Top Coosa County Public High Schools

All
(4)
All
(4)
 
High
(2)
High
(2)
 
Middle
(1)
Middle
(1)
 
Elementary
(2)
Elementary
(2)
 
  • For the 2020-21 school year, there are 2 public high schools in Coosa County, AL, serving 273 students. Coosa County, AL public high schools have an average math proficiency score of 25% (versus the Alabama public high school average of 43%), and reading proficiency score of 35% (versus the 43% statewide average). High schools in Coosa County have an average ranking of 2/10, which is in the bottom 50% of Alabama public high schools.
  • The top ranked public high school in Coosa County, AL is Central High School. Overall testing rank is based on a school's combined math and reading proficiency test score ranking.
  • Coosa County, AL public high school have a Graduation Rate of 82%, which is less than the Alabama average of 90%.
  • The school with highest graduation rate is Central High School, with 80-84% graduation rate. Read more about public school graduation rate statistics in Alabama or national school graduation rate statistics.
  • Minority enrollment is 51% of the student body (majority Black), which is more than the Alabama public high school average of 41% (majority Black).
  • The student:teacher ratio of 20:1 is more than the Alabama public high school average of 17:1.

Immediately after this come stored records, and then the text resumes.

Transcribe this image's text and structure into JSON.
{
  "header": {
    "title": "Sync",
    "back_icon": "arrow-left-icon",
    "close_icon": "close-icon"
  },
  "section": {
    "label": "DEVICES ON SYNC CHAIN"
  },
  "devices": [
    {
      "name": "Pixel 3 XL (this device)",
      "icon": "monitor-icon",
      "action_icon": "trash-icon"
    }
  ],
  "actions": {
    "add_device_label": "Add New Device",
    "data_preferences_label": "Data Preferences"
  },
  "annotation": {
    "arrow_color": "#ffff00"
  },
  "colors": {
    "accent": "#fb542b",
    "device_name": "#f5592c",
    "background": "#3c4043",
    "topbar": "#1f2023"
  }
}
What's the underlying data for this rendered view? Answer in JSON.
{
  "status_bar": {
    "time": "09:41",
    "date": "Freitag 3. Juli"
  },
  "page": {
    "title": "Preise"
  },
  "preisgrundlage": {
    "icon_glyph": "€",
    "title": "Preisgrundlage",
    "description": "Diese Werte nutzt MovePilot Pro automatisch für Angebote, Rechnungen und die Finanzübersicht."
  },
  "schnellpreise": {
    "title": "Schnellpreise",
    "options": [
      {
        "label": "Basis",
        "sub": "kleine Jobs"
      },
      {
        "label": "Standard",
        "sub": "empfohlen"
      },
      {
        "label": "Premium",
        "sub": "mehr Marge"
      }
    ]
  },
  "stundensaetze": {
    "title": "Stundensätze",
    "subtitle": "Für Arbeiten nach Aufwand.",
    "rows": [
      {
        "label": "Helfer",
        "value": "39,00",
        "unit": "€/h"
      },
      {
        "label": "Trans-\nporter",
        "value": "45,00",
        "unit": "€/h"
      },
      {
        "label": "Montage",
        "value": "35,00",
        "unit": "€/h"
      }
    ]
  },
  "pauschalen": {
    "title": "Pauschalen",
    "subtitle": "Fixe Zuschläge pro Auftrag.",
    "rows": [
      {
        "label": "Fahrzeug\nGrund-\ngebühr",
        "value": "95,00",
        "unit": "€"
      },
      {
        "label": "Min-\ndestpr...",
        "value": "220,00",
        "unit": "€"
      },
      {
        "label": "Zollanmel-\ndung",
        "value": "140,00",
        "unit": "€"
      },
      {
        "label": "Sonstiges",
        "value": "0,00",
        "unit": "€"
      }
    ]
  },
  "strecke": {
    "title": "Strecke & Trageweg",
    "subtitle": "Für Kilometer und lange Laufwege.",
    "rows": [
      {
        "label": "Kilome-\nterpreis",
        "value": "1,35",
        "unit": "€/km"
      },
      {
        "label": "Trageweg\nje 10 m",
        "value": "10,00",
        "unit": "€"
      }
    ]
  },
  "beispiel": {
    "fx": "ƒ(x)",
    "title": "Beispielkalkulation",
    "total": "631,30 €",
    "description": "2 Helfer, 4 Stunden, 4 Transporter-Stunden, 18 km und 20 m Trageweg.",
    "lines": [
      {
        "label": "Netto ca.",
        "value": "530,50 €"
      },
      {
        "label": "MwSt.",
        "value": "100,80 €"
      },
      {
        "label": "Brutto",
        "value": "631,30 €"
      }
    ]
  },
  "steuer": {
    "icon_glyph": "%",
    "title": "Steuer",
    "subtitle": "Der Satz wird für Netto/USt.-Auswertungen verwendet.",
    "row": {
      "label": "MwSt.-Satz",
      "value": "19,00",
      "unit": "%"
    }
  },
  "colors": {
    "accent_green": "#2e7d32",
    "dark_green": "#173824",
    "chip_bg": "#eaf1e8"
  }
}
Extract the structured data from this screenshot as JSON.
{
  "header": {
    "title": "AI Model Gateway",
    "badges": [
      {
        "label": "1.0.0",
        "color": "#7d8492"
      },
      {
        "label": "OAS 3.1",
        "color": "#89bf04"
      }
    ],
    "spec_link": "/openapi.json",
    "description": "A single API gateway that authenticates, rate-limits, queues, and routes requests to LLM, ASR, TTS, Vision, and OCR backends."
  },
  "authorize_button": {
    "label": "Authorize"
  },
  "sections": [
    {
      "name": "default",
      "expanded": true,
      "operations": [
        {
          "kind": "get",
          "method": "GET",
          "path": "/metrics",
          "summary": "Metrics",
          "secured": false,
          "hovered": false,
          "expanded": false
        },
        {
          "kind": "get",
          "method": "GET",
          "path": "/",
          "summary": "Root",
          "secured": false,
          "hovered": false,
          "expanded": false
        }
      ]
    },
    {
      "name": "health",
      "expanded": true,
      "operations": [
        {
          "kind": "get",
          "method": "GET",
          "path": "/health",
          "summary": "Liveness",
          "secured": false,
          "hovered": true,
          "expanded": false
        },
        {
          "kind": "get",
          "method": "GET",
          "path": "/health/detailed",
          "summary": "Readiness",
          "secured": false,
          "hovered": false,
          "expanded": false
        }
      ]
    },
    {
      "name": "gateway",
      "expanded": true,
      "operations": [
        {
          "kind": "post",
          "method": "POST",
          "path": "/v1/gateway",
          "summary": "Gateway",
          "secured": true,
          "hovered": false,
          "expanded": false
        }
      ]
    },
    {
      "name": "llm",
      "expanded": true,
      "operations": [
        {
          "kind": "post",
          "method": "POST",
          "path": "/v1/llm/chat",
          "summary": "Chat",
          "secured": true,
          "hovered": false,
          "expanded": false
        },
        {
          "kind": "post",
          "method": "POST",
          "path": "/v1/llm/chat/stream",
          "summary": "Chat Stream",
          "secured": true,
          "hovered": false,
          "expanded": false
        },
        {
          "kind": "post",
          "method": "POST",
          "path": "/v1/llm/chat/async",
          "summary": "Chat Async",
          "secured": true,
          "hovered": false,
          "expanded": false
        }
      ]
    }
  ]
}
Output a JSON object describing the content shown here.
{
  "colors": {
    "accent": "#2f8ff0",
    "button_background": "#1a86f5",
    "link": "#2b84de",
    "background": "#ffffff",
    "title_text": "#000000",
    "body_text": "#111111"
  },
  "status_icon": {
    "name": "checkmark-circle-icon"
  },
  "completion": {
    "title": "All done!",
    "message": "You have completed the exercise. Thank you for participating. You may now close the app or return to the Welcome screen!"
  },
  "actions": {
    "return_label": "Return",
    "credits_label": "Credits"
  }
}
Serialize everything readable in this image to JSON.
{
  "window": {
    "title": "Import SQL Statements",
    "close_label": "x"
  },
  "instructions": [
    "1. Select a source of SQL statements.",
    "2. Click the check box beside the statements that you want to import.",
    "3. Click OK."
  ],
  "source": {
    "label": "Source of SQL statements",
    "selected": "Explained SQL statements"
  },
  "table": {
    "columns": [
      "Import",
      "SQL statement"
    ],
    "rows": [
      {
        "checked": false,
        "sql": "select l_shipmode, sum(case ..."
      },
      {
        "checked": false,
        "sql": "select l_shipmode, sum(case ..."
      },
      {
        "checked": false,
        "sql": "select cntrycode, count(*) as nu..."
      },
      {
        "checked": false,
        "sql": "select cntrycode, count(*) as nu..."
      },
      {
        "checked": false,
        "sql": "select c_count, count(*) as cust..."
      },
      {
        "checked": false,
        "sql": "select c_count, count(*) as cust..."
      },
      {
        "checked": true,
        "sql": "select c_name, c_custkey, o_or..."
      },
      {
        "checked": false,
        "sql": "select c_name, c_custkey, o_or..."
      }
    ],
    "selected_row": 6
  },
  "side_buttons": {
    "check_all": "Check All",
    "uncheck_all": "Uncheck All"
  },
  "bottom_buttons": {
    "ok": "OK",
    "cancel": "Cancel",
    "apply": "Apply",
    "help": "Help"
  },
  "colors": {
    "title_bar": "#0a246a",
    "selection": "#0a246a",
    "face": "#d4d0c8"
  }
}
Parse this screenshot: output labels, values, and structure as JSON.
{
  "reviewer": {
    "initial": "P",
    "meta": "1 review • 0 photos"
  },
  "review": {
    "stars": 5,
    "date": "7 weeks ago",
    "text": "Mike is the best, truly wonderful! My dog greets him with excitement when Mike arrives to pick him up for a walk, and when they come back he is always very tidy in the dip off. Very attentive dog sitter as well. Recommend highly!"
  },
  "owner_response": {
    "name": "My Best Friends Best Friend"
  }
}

Top Coosa County Public High Schools (2020-21)

  • School (Math and Reading Proficiency) Location Grades Students
  • Central High School Math: 20-29% | Reading: 30-39%
    Rank:
    3/
    10
    , Bottom 50%
    243 Coosa County Rd 75
    Rockford, AL 35136
    (256) 377-4384

    Grades: 9-12 | 273 students
  • Coosa County Career Technical Center Vocational School
    17768 Us Hwy 231
    Rockford, AL 35136
    (256) 377-4678

    Grades: 9-12 | n/a student
Recent Articles
Gang activity continues to be prevalent throughout public schools, ranging from urban cities to suburban enclaves. Learn about how public schools are combating gang violence today with comprehensive initiatives.
With the end of the “No Child Left Behind” program looming, it appears that almost 80% of our country’s schools will get a failing grade, according to federal standards. Could waivers help repair the broken NCLB program?
Amidst the controversy surrounding President Obama's school address, learn about whether or not parents have any rights in choosing who their children's public schools invite as speakers.